The Black Caps declared their first innings at an imposing 580-4 before reducing Sri Lanka to 26-2 at stumps on day two, leaving the tourists with a very slim prospect of squaring the two-match series.
The in-form Williamson scored 215 and Nicholls posted a career-best 200 not out, with the pair’s third-wicket stand of 363 virtually batting Sri Lanka out of the contest.
Their partnership was the fifth-highest by any New Zealand combination and they became the country’s first batters to reach 200 in the same innings.
Sri Lankan captain Dimuth Karunaratne will resume on 16 on Sunday and nightwatchman Prabath Jayasuriya remains on four, with the deficit a daunting 554 runs.
Sri Lanka’s bowlers struggled to generate life on a flat Basin Reserve pitch, forcing Karunaratne to set defensive fields during much of the mammoth partnership.
Williamson and Nicholls batted at a lively clip from the outset, advancing quickly from a 155-2 overnight score and barely looking troubled as they unleashed an array of attacking strokes through the first two sessions.
Williamson was impenetrable as he reached three figures for the third time in successive Tests, becoming the first New Zealander to pass 8,000 runs in the process.
It was a sixth double-century for the 32-year-old — whose unbeaten 121 was pivotal in a final-ball first Test in Christchurch earlier this week.
Having resumed on 26, Williamson struck 23 fours and two sixes before holing out in the deep off spinner Jayasuriya as he tried to escalate the scoring rate.
Nicholls marched on from his overnight 18 to reach three figures before pushing past his previous-best score of 174.
His aggressive 240-ball knock, which featured four sixes, represented a remarkable return to form for the left-hander, whose place in the team was under pressure after failing to reach 40 in his 15 previous innings.
Nicholls said he was aware of criticism of his ongoing selection but said he was made to feel comfortable by support from his teammates and coach Gary Stead.

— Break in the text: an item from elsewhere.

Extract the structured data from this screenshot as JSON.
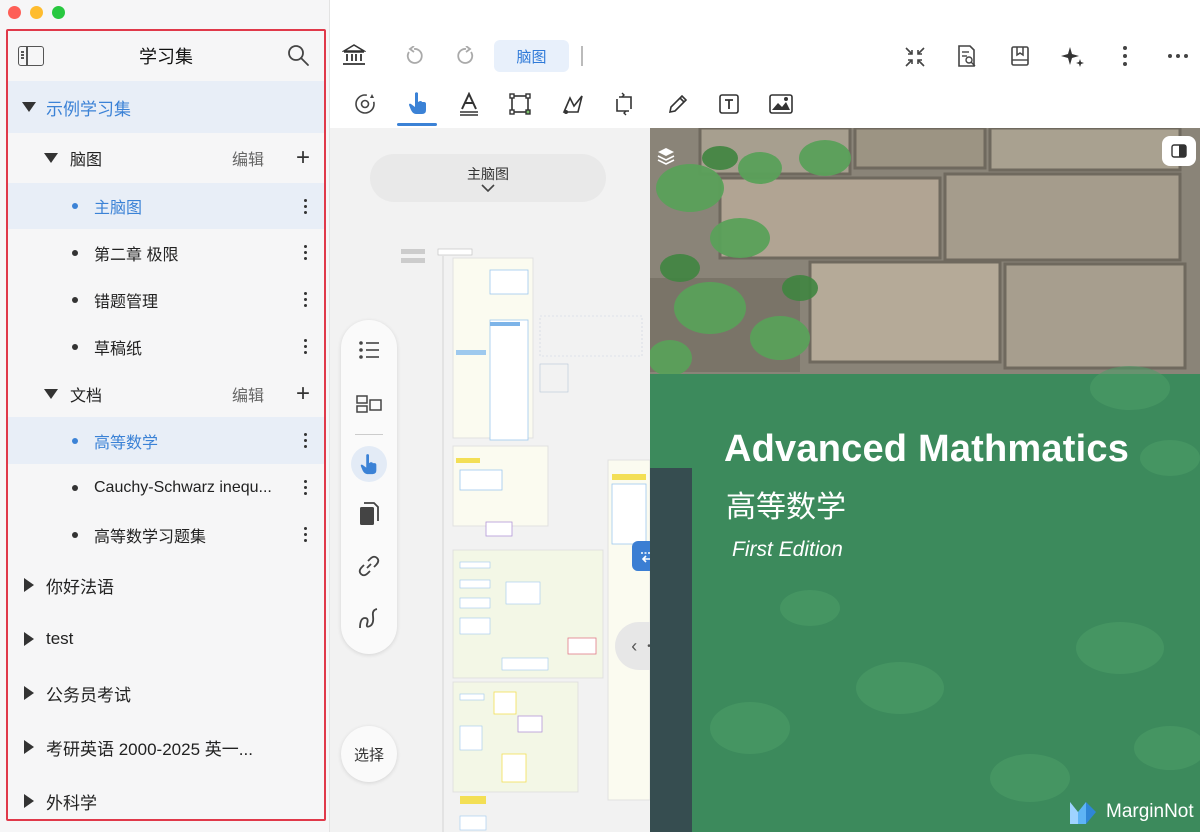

“Everyone in the group’s been great and you really feel that support,” he said.
“For me, it was just about trusting that I had done it before. It hasn’t happened as much as I’d like in the last period.

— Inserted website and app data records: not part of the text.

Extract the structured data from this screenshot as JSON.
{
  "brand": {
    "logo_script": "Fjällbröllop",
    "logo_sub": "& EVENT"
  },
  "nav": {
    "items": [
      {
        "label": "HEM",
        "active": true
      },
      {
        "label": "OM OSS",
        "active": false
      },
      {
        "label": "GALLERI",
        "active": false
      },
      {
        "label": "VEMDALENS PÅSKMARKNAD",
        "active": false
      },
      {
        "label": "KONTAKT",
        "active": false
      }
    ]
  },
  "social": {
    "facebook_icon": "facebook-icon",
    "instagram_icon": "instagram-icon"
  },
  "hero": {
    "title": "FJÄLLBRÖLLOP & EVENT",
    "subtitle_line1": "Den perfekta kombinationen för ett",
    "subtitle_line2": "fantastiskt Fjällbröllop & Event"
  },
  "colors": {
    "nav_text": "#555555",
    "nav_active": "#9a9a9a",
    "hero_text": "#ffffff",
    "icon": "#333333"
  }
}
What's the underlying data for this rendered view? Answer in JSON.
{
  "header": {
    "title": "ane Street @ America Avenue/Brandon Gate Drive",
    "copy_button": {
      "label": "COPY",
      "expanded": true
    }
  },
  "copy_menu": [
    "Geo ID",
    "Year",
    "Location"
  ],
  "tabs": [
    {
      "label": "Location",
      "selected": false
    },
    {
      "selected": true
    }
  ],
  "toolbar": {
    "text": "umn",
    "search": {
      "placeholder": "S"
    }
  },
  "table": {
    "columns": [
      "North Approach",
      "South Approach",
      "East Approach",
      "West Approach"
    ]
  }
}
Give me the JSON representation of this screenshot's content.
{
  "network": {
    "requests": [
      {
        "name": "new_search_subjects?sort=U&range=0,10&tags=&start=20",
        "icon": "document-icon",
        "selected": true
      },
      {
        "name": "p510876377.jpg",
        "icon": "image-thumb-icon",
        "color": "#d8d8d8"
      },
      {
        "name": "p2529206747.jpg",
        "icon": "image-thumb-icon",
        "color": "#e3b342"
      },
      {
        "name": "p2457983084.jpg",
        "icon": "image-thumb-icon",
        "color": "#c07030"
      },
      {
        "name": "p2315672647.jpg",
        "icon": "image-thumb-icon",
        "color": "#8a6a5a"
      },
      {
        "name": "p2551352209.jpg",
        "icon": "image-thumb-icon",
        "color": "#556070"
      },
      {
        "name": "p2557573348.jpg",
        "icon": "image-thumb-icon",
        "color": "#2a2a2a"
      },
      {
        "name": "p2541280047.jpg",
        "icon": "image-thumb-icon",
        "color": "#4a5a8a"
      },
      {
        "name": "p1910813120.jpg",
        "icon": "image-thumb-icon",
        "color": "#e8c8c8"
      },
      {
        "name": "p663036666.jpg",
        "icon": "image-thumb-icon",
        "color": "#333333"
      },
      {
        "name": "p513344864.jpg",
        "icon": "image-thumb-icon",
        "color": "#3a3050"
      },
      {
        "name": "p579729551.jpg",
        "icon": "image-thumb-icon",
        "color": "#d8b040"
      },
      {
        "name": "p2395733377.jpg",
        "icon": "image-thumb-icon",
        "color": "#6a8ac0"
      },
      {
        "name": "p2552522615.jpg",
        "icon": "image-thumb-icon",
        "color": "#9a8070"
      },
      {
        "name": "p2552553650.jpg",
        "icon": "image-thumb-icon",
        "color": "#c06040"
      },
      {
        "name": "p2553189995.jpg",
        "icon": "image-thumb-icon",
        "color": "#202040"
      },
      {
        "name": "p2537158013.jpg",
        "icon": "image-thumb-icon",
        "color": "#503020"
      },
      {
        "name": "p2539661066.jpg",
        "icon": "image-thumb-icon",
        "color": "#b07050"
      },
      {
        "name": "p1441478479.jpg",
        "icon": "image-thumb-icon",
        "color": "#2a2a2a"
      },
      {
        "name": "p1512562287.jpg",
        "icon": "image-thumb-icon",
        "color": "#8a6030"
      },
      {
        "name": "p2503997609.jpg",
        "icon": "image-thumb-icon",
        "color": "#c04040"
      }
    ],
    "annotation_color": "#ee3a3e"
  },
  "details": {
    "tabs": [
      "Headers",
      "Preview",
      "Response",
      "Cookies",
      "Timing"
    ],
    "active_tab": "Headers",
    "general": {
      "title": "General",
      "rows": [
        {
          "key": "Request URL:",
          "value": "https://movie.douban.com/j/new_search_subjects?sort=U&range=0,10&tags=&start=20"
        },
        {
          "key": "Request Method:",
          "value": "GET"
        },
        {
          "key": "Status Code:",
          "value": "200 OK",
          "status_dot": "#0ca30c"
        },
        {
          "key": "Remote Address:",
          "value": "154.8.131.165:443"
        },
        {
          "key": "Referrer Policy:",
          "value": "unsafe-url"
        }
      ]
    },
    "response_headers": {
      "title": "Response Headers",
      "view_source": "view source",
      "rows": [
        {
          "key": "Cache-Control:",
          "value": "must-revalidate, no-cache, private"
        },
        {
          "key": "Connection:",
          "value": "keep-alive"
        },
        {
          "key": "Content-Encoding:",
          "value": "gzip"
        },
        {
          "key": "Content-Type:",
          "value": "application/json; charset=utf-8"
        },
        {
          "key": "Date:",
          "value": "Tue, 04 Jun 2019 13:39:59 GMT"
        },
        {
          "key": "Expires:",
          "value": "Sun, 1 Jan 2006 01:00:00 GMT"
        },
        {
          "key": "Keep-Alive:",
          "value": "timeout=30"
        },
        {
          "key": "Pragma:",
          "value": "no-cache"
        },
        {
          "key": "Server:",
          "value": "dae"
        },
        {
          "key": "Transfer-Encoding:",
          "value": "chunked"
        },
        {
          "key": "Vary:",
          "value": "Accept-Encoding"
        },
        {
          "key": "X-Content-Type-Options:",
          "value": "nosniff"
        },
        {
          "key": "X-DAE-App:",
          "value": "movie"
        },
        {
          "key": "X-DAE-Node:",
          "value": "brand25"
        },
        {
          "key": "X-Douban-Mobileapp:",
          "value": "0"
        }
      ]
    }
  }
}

“Now the challenge is doing it again knowing that the blueprint is there.”
Nicholls compared the partnership with a 369-run stand with Williamson against Pakistan in Christchurch two years ago.
“The way Kane’s playing, he’s in a real zone out there. It was nice to make that partnership into another really big one.”
Kasun Rajitha, who was off the field for a period nursing a shoulder injury, lodged the best bowling figures of 2-126.
Sri Lanka spinner Dhananjaya de Silva said the tourists were guilty of allowing the double centurions too much leeway.
“Obviously Kane and Henry batted very well. We have to be at our best when we’re facing these players but we missed our lengths,” he said.
De Silva said Sri Lanka hadn’t given up on squaring the series although he conceded it will be very difficult to force a victory.
“We’re not playing for a draw, we’re playing for a win.
“So we have to bat for at least one and a half days. We’ll see what will happen,” he said.
Their response began poorly.
Matt Henry removed opener Oshada Fernando for six before fellow-seamer Doug Bracewell dismissed Kusal Mendis without scoring via a spectacular catch at point from Devon Conway.
It came from Bracewell’s third ball of the match in what is his first Test appearance for more than six years.
READ: Najam Sethi hints at change in New Zealand tour’s schedule